=== Data excerpts ===

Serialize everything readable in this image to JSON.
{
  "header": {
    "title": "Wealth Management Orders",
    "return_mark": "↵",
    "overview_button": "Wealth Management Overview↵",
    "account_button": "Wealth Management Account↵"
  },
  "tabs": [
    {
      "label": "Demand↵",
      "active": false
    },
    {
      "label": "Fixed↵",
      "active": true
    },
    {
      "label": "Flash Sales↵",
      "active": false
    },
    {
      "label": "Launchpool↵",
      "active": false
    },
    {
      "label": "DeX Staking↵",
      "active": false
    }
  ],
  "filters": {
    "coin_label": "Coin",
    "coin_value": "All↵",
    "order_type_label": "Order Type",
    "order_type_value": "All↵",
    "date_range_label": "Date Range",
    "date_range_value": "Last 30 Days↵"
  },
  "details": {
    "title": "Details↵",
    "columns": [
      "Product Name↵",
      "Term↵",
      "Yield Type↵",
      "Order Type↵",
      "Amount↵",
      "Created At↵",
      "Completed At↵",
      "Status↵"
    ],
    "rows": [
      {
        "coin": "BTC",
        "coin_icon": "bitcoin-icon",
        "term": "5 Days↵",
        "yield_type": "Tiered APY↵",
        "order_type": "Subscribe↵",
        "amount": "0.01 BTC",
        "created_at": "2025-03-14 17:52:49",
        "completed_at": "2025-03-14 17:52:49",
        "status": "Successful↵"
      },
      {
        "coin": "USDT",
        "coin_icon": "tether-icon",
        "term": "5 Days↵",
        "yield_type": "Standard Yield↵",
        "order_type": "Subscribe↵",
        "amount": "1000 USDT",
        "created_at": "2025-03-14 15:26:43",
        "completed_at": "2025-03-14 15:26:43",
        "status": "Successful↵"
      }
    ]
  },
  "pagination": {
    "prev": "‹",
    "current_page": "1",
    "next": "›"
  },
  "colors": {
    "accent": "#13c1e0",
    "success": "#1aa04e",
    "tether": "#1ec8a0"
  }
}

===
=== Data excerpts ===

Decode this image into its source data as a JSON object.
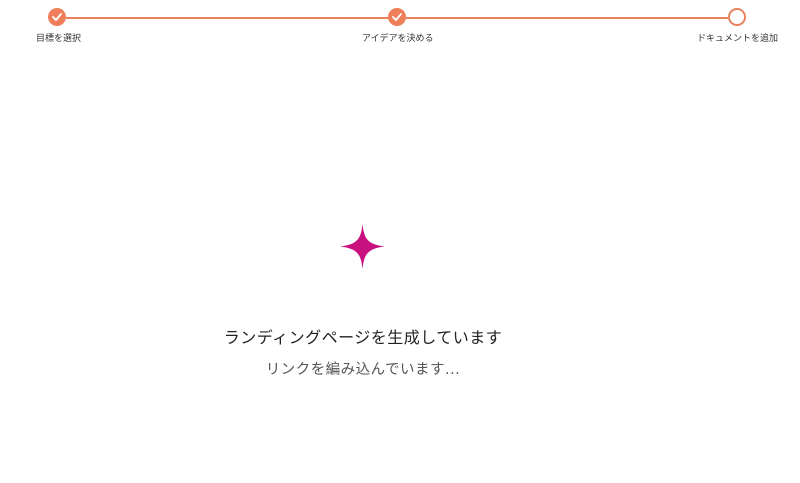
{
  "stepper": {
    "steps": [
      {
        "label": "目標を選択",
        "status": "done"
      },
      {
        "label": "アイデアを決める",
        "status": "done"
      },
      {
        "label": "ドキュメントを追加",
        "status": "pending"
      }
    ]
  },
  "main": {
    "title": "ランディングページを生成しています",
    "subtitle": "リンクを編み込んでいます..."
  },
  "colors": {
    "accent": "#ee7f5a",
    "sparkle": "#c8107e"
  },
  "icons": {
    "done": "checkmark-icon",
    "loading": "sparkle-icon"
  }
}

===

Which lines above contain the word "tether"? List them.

        "coin_icon": "tether-icon",
    "tether": "#1ec8a0"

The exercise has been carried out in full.